They're not right for everyone.
Donovan Groves Events Surprise Proposal Idea
Credit: Adam Donovan-Groves

If you've been imagining your dream proposal since you were a little girl or boy, you're not alone. But when you consider your future proposal, where do you see it happening? Are you the type of person who hopes for a public display of affection, with a proposal coming at a sports game or a historic site, or do you want something private and quiet? If you're not sure which camp you fall into-or which kind your future husband or wife would prefer-consider the pros and cons of a public proposal before planning one. Here, wedding planners explain what you need to know.

Pro: You can include friends and family.
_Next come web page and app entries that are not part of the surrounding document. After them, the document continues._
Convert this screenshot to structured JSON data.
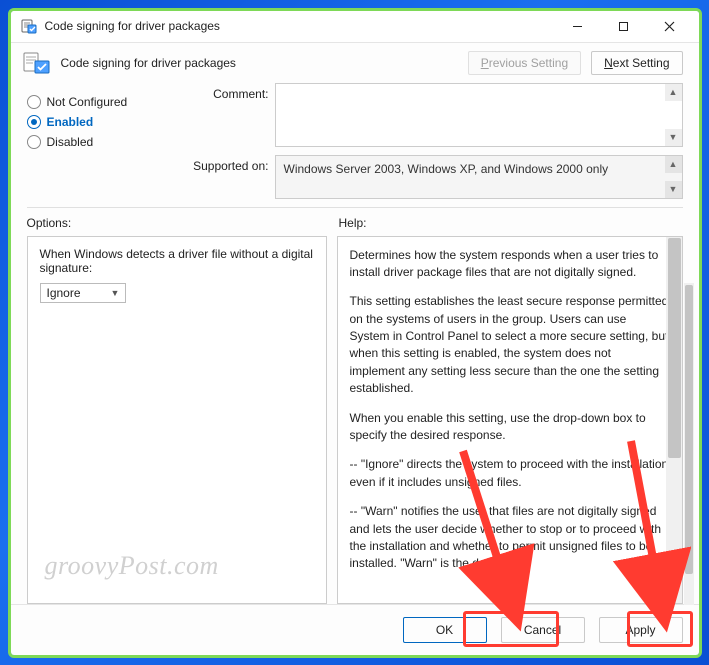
{
  "titlebar": {
    "title": "Code signing for driver packages"
  },
  "subheader": {
    "subtitle": "Code signing for driver packages",
    "prev": "Previous Setting",
    "next": "Next Setting"
  },
  "radios": {
    "not_configured": "Not Configured",
    "enabled": "Enabled",
    "disabled": "Disabled",
    "selected": "enabled"
  },
  "meta": {
    "comment_label": "Comment:",
    "comment_value": "",
    "supported_label": "Supported on:",
    "supported_value": "Windows Server 2003, Windows XP, and Windows 2000 only"
  },
  "labels": {
    "options": "Options:",
    "help": "Help:"
  },
  "options": {
    "prompt": "When Windows detects a driver file without a digital signature:",
    "dropdown_value": "Ignore"
  },
  "help": {
    "p1": "Determines how the system responds when a user tries to install driver package files that are not digitally signed.",
    "p2": "This setting establishes the least secure response permitted on the systems of users in the group. Users can use System in Control Panel to select a more secure setting, but when this setting is enabled, the system does not implement any setting less secure than the one the setting established.",
    "p3": "When you enable this setting, use the drop-down box to specify the desired response.",
    "p4": "--   \"Ignore\" directs the system to proceed with the installation even if it includes unsigned files.",
    "p5": "--   \"Warn\" notifies the user that files are not digitally signed and lets the user decide whether to stop or to proceed with the installation and whether to permit unsigned files to be installed. \"Warn\" is the default."
  },
  "footer": {
    "ok": "OK",
    "cancel": "Cancel",
    "apply": "Apply"
  },
  "watermark": "groovyPost.com"
}
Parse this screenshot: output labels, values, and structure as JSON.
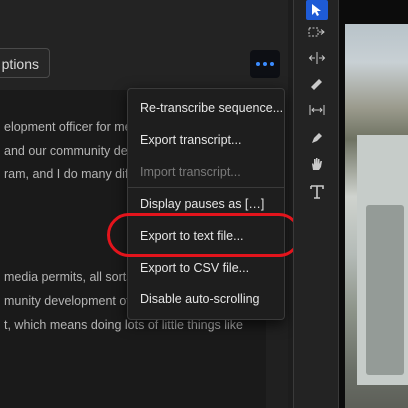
{
  "header": {
    "options_label": "ptions"
  },
  "transcript": {
    "lines": [
      "elopment officer for me",
      "and our community dev",
      "ram, and I do many diff",
      "",
      "",
      "media permits, all sorts",
      "munity development of",
      "t, which means doing lots of little things like"
    ]
  },
  "menu": {
    "items": [
      {
        "label": "Re-transcribe sequence...",
        "disabled": false
      },
      {
        "label": "Export transcript...",
        "disabled": false
      },
      {
        "label": "Import transcript...",
        "disabled": true
      },
      {
        "label": "Display pauses as […]",
        "disabled": false
      },
      {
        "label": "Export to text file...",
        "disabled": false
      },
      {
        "label": "Export to CSV file...",
        "disabled": false
      },
      {
        "label": "Disable auto-scrolling",
        "disabled": false
      }
    ]
  },
  "tools": [
    {
      "name": "selection-tool-icon",
      "glyph": "▲",
      "active": true
    },
    {
      "name": "track-select-tool-icon",
      "glyph": "⇥",
      "active": false
    },
    {
      "name": "ripple-edit-tool-icon",
      "glyph": "⇹",
      "active": false
    },
    {
      "name": "razor-tool-icon",
      "glyph": "✂",
      "active": false
    },
    {
      "name": "slip-tool-icon",
      "glyph": "↦",
      "active": false
    },
    {
      "name": "pen-tool-icon",
      "glyph": "✎",
      "active": false
    },
    {
      "name": "hand-tool-icon",
      "glyph": "✋",
      "active": false
    },
    {
      "name": "type-tool-icon",
      "glyph": "T",
      "active": false
    }
  ],
  "colors": {
    "accent": "#3b8cff",
    "highlight": "#e3141c"
  }
}
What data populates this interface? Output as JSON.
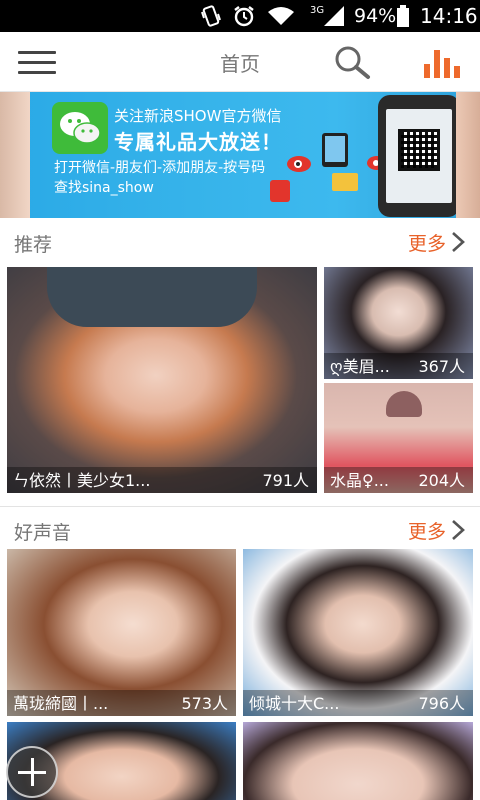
{
  "status_bar": {
    "network": "3G",
    "battery": "94%",
    "time": "14:16"
  },
  "header": {
    "title": "首页"
  },
  "banner": {
    "line1": "关注新浪SHOW官方微信",
    "line2": "专属礼品大放送！",
    "line3": "打开微信-朋友们-添加朋友-按号码",
    "line4": "查找sina_show"
  },
  "sections": [
    {
      "title": "推荐",
      "more_label": "更多",
      "tiles": [
        {
          "name": "ㄣ依然丨美少女1...",
          "count": "791人"
        },
        {
          "name": "ღ美眉...",
          "count": "367人"
        },
        {
          "name": "水晶♀...",
          "count": "204人"
        }
      ]
    },
    {
      "title": "好声音",
      "more_label": "更多",
      "tiles": [
        {
          "name": "萬珑締國丨...",
          "count": "573人"
        },
        {
          "name": "倾城十大C...",
          "count": "796人"
        },
        {
          "name": "",
          "count": ""
        },
        {
          "name": "",
          "count": ""
        }
      ]
    }
  ],
  "colors": {
    "accent": "#e8622a",
    "banner_blue": "#36b3ea"
  }
}
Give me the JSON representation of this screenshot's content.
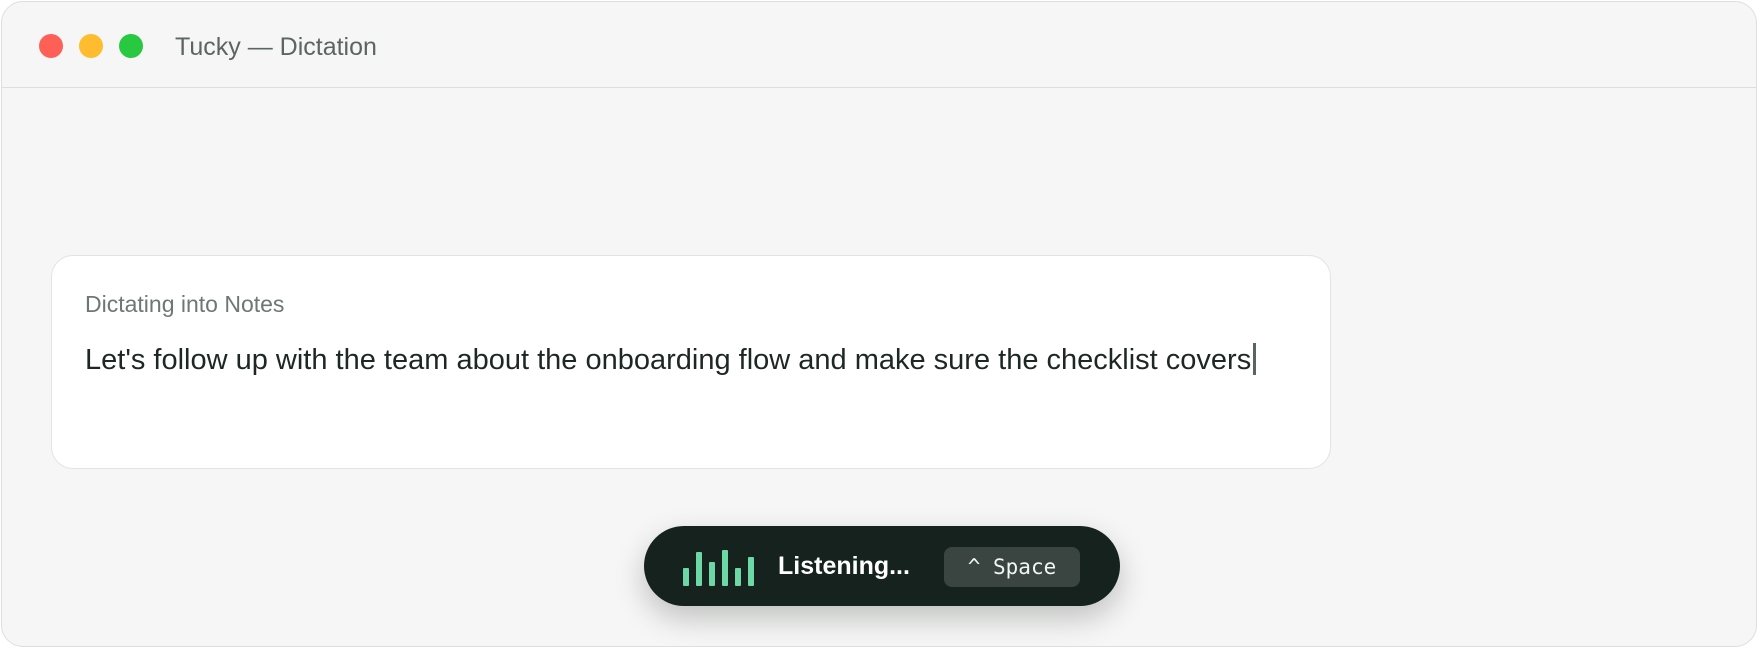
{
  "window": {
    "title": "Tucky — Dictation"
  },
  "traffic_lights": {
    "close_color": "#fe5f57",
    "minimize_color": "#febc2e",
    "maximize_color": "#28c840"
  },
  "card": {
    "label": "Dictating into Notes",
    "text": "Let's follow up with the team about the onboarding flow and make sure the checklist covers",
    "caret_color": "#596561"
  },
  "indicator": {
    "status": "Listening...",
    "shortcut": "^ Space",
    "background_color": "#15221e",
    "waveform_color": "#6ed7a6",
    "waveform_levels": [
      0.45,
      0.85,
      0.6,
      0.9,
      0.45,
      0.72
    ]
  }
}
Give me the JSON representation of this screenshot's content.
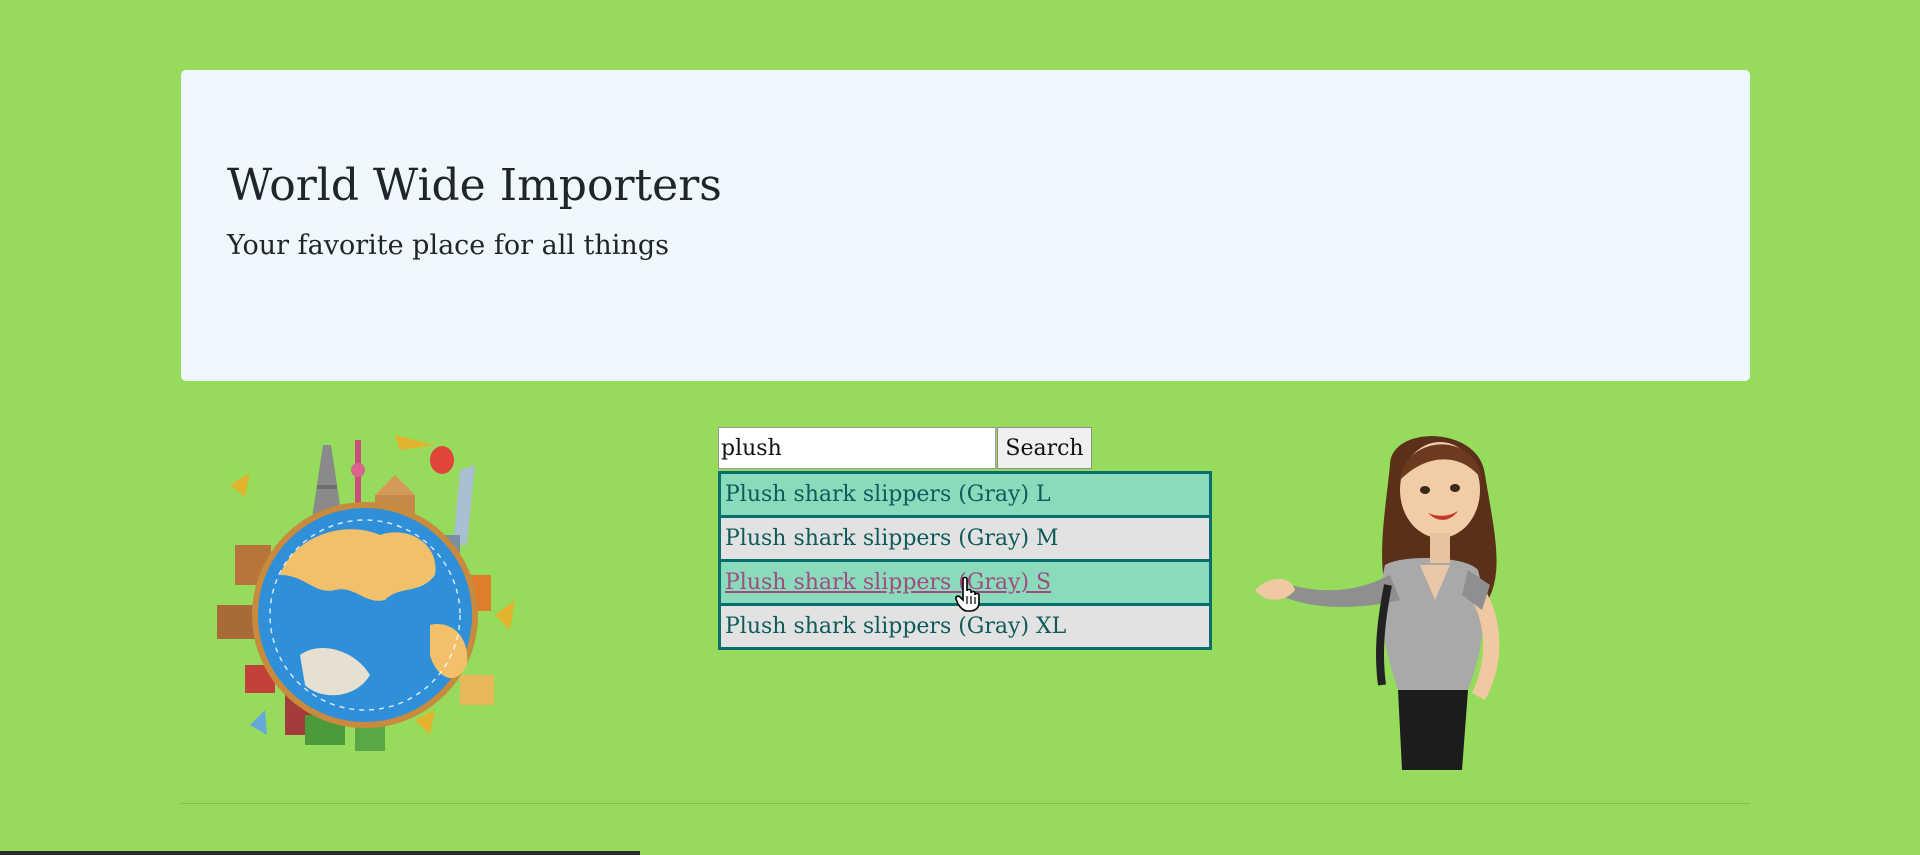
{
  "header": {
    "title": "World Wide Importers",
    "tagline": "Your favorite place for all things"
  },
  "search": {
    "value": "plush",
    "button_label": "Search",
    "suggestions": [
      "Plush shark slippers (Gray) L",
      "Plush shark slippers (Gray) M",
      "Plush shark slippers (Gray) S",
      "Plush shark slippers (Gray) XL"
    ]
  },
  "colors": {
    "page_background": "#96db5b",
    "header_background": "#eff7ff",
    "suggestion_border": "#0a6e6e",
    "suggestion_alt": "#89dbbc",
    "suggestion_plain": "#e2e2e2"
  },
  "images": {
    "left": "globe-landmarks-illustration",
    "right": "woman-presenting-illustration"
  }
}
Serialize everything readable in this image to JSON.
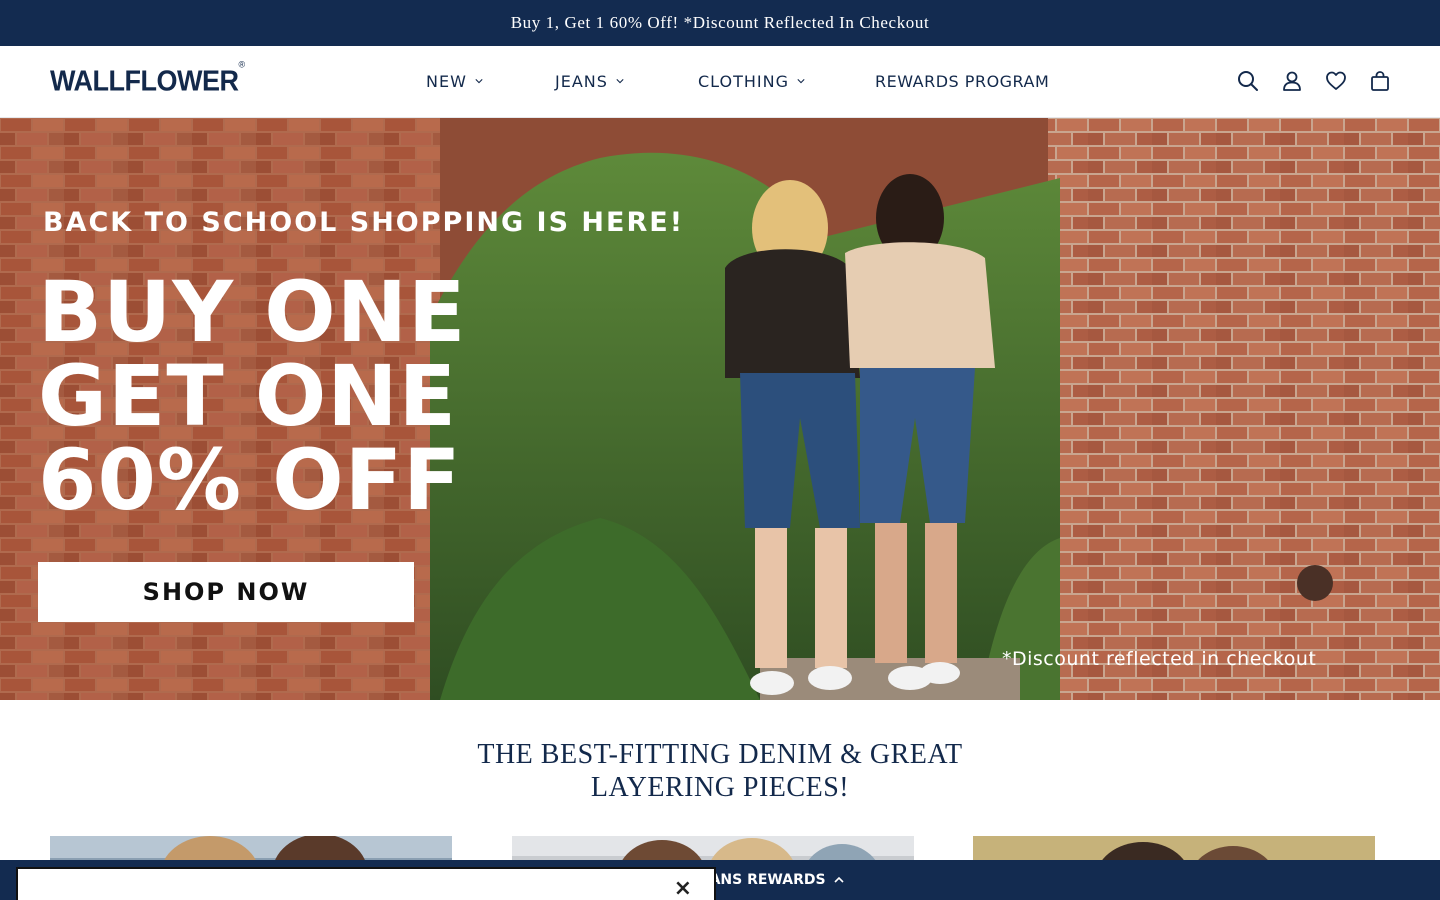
{
  "announcement": {
    "text": "Buy 1, Get 1 60% Off! *Discount Reflected In Checkout"
  },
  "header": {
    "logo_text": "WALLFLOWER",
    "logo_mark": "®",
    "nav": [
      {
        "label": "NEW",
        "has_dropdown": true
      },
      {
        "label": "JEANS",
        "has_dropdown": true
      },
      {
        "label": "CLOTHING",
        "has_dropdown": true
      },
      {
        "label": "REWARDS PROGRAM",
        "has_dropdown": false
      }
    ],
    "icons": [
      "search-icon",
      "account-icon",
      "wishlist-heart-icon",
      "cart-bag-icon"
    ]
  },
  "hero": {
    "kicker": "BACK TO SCHOOL SHOPPING IS HERE!",
    "headline": [
      "BUY ONE",
      "GET ONE",
      "60% OFF"
    ],
    "cta_label": "SHOP NOW",
    "disclaimer": "*Discount reflected in checkout"
  },
  "section": {
    "title_line1": "THE BEST-FITTING DENIM & GREAT",
    "title_line2": "LAYERING PIECES!"
  },
  "rewards_bar": {
    "label": "EANS REWARDS"
  },
  "popup": {
    "close_label": "×"
  },
  "colors": {
    "navy": "#132b50",
    "text_navy": "#13294b",
    "brick": "#a95a3e",
    "white": "#ffffff"
  }
}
A public proposal is a great way to get friends and family involved in this special moment. "If someone is particularly close with his or her family or girlfriends, he or she may want to share an engagement with those people," explains Lauren Chitwood, wedding and corporate event planner and owner of Lauren Chitwood Events. "Or, you can always disguise your proposal with a scheduled public event like a family reunion or holiday celebration."

Con: You can't control your surroundings.

Being in public is a big, big variable, explains Chitwood. "You are not able to control other people and even animals depending on where you are, meaning an innocent bystander can walk right into the middle of your proposal or photobomb you," she says. "If you're popping the question in a restaurant, an overly attentive server may not give you enough peace and quiet."

Pro: It's easier to enlist a photographer.

If you're thinking about hiring a professional photographer to document your proposal, it's far easier for him or her to hide in a crowd in public than it would be at home or somewhere remote. With that said, it's also important to note that you might not actually need to hire a photographer for a public proposal since friends, family, or passersby might be able to snap decent photos of the moment, too.

Con: There's way more pressure to say "yes."

Carine Saint-Jean, owner of Spectacular Affairs, explains that a public proposal can put someone in a tough position to say "no," resulting in them saying "yes" with the intention of changing their mind later. "The pressure of not wanting to disappoint all the elated bystanders and embarrass or disappoint the proposer puts them in a rock and a hard place," she says. "Unfortunately, this pressured 'yes' will eventually turn into private 'no.'"

Pro: You have a place to revisit.

Proposing in a public setting provides you with a designated location of importance that you can revisit together for years to come. This not only makes things a bit more special, but it also provides opportunity for more day trips, weekend getaways, or even overseas vacations.

Con: It's less intimate.

When your proposal involves just the two of you, there's an opportunity to connect on a deeper emotional level. "The couple gets to focus on each other and express their feelings without the glare or pressure of an audience," says Saint-Jean. "For this reason, a very private individual might not prefer a public proposal."


Be the first to comment!